* [Required work]: Return all of the data that follows precisely, leaving every image out.

* [Data for this task]:
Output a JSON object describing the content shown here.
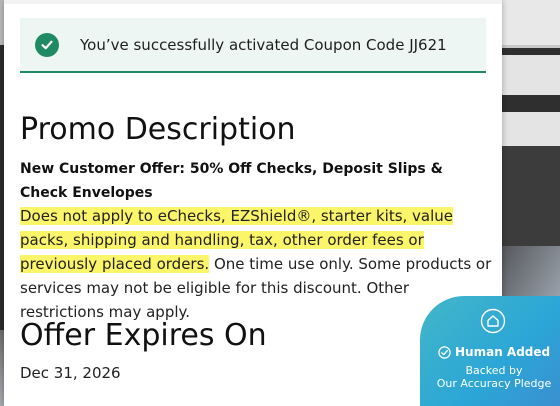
{
  "alert": {
    "message": "You’ve successfully activated Coupon Code JJ621",
    "icon": "check-circle-icon",
    "color": "#1f8a64"
  },
  "promo": {
    "title": "Promo Description",
    "offer": "New Customer Offer: 50% Off Checks, Deposit Slips & Check Envelopes",
    "highlighted": "Does not apply to eChecks, EZShield®, starter kits, value packs, shipping and handling, tax, other order fees or previously placed orders.",
    "rest": " One time use only. Some products or services may not be eligible for this discount. Other restrictions may apply.",
    "highlight_color": "#fbf56a"
  },
  "expiry": {
    "title": "Offer Expires On",
    "date": "Dec 31, 2026"
  },
  "badge": {
    "title": "Human Added",
    "line1": "Backed by",
    "line2": "Our Accuracy Pledge",
    "icon": "home-shield-icon"
  }
}
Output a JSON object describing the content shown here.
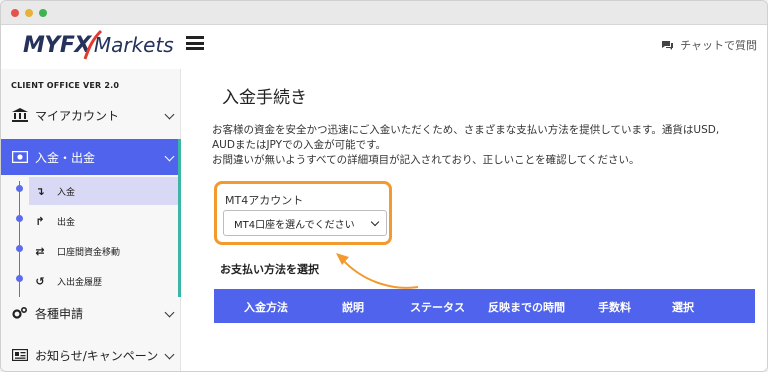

* [Written response]:
Output a JSON object describing the content shown here.
{
  "alert": {
    "message": "You’ve successfully activated Coupon Code JJ621",
    "icon": "check-circle-icon",
    "color": "#1f8a64"
  },
  "promo": {
    "title": "Promo Description",
    "offer": "New Customer Offer: 50% Off Checks, Deposit Slips & Check Envelopes",
    "highlighted": "Does not apply to eChecks, EZShield®, starter kits, value packs, shipping and handling, tax, other order fees or previously placed orders.",
    "rest": " One time use only. Some products or services may not be eligible for this discount. Other restrictions may apply.",
    "highlight_color": "#fbf56a"
  },
  "expiry": {
    "title": "Offer Expires On",
    "date": "Dec 31, 2026"
  },
  "badge": {
    "title": "Human Added",
    "line1": "Backed by",
    "line2": "Our Accuracy Pledge",
    "icon": "home-shield-icon"
  }
}
Output a JSON object describing the content shown here.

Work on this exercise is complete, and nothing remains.